Thursday, April 26, 2012

A Montana Grown Pineapple

It sounds crazy, right?  I mean, pineapple just don't grow in Montana.  We're pretty far from anything resembling "tropical."  But, leave it to Matt to want to try something crazy like this.  He loves to grow anything slightly extraordinary...like purple potatoes, black tomatoes, red carrots...and pineapples in Montana.  He's been talking about this since we first spotted one fruiting in a local gardening store.  "Is that a pineapple?!" we asked.  The employee looked at us like "Um...yeah, what else could it be?"  It was small, about the size of a grapefruit maybe, but still, a fresh and local pineapple....Matt was highly intrigued.
We'd tried a couple of times, quite unsuccessfully, in the past year.  It takes a leafy top that is fresh and very much alive, but frequently by the time the pineapple fruit is golden, ripe and ready to eat that top is starting to die off.  Thus, the roots never formed before the plant died.  But, the third time is the charm we hope.  I'll let you know in like two years!  (I hear that is how long it takes before the plant fruits.)
This is about 2 months of root growth.  We planted in soil it right after this photo.

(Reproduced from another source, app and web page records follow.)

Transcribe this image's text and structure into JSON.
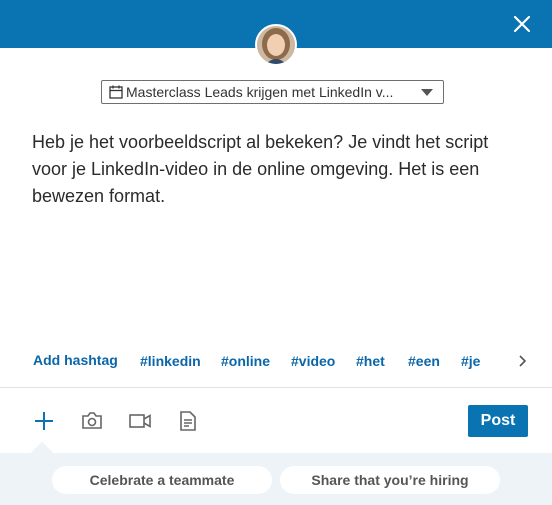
{
  "header": {
    "close_icon": "close-icon",
    "bar_color": "#0a73b1"
  },
  "author": {
    "avatar_icon": "profile-photo"
  },
  "audience": {
    "selected": "Masterclass Leads krijgen met LinkedIn v...",
    "icon": "calendar-icon"
  },
  "composer": {
    "text": "Heb je het voorbeeldscript al bekeken? Je vindt het script voor je LinkedIn-video in de online omgeving. Het is een bewezen format."
  },
  "hashtags": {
    "add_label": "Add hashtag",
    "suggestions": [
      "#linkedin",
      "#online",
      "#video",
      "#het",
      "#een",
      "#je"
    ]
  },
  "toolbar": {
    "icons": [
      "plus-icon",
      "camera-icon",
      "video-icon",
      "document-icon"
    ],
    "post_label": "Post",
    "accent": "#0a73b1"
  },
  "prompts": {
    "items": [
      "Celebrate a teammate",
      "Share that you’re hiring"
    ]
  }
}
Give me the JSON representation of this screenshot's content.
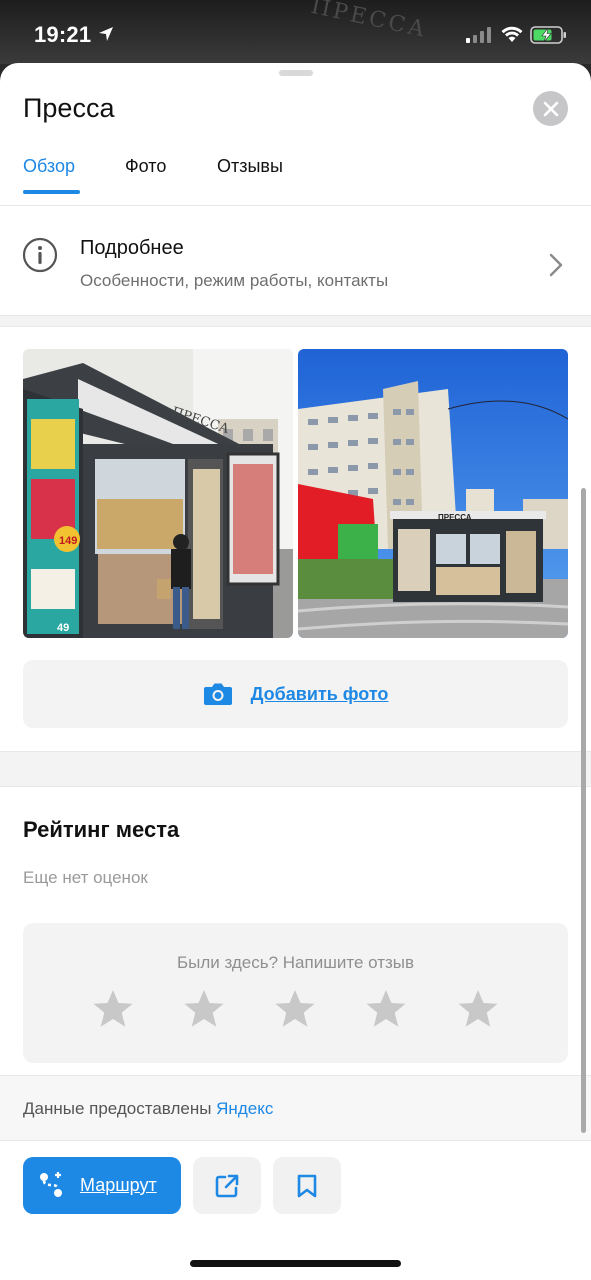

We just carefully cut off the leafy top when we cut up our pineapple and placed it into a wineglass filled with water to root.  And slow and surely it did root.  And the green part didn't die!   It seemed like it was only going to root on one side at first, but eventually the other side got to business too.  It took about two months from the date we started for the roots to be several inches long all around the base.  We then transplanted it into soil in a little pot where it now resides. 
Maybe pineapples don't belong growing here, but I bet if we actually end up with one it will be out of this world awesome.  I mean, even a fresh pineapple in Montana had to be picked and shipped here from a great distance.  This would have to be the freshest I've ever had, albeit probably the smallest, too.  I absolutely adore the taste of fresh pineapple and it is so fun to experiment with new things.  So, win-win.

8 comments:

  1. How cool to try a pineapple. Kudos.

    Since Matt likes to grow unusual things, ask him what his favorite heirloom bean is. I would like to know what he thinks.

    I have been pouring over books, magazine articles, old Seed Saver Exchange books, and Steve Sando's Rancho Gordo Heirloom Bean Grower's Guide. I am amazed, astounded, and overwhelmed by the varieties, the tastes, the colors of these older varieties of beans. It's a whole new world. (That's the long explanation for the question.)

    ReplyDelete
  2. I adore pineapple myself and have a recipe for a cheesy pineapple casserole that is like pure heaven but SO off my diet these days. I hope you are successful in your pineapple growing endeavor.

    ReplyDelete
    Replies
    1. Pineapple in a casserole, huh? I'd have never thought of such and thing. But, fruit is a good addition to savory kind of things...I just don't think to do it often. I had this peach flavored brown gravy once that was heavenly.

      Delete
  3. I have had several pineapple tops that I intended to grow, but with limited energy, I just never got one in the ground. I researched it. there is a very specific way to scrape off all the pineapple on the bottom and get it ready to grow. I just never did it.

    It looks like Matt did. ??? Roots are a good sign!

    I had a plan for free pineapples--get one top per month and plant. Do this for about two years. Then, I would have one pineapple each month to ripen and could use that pineapple to start another. Then, it would be free pineapples forever.

    Stores will hand out the tops for free. Soil is easily gotten. Pots are free, so my plan was grand and cheap. It is a good plan...lol, just not doable for me right now. Besides, where would I store 24 plants that size?

    I am marking my calendar for a pineapple post...lol.

    Congratulations Matt!

    ReplyDelete
  4. I've thought something along the same lines! "I need to stagger them so that I don't just get one pineapple every two years but a succession of pineapples..." But, yeah where to keep them over the course of two years.....

    ReplyDelete
  5. Damnit Matt I am trying this same project and was going to tell you all about it! You ruined my surprise! Just kidding I'm not really mad, although I am jealous that yours looks so good. I am starting over because after several months I still am not developing roots and it smells rotten :( Glad yours looks so good enjoy your fruit in like 2 years! It really does take that long I read...

    ReplyDelete

Thanks for taking the time to share your thoughts and ideas. I value the advice and friendship that you share with me!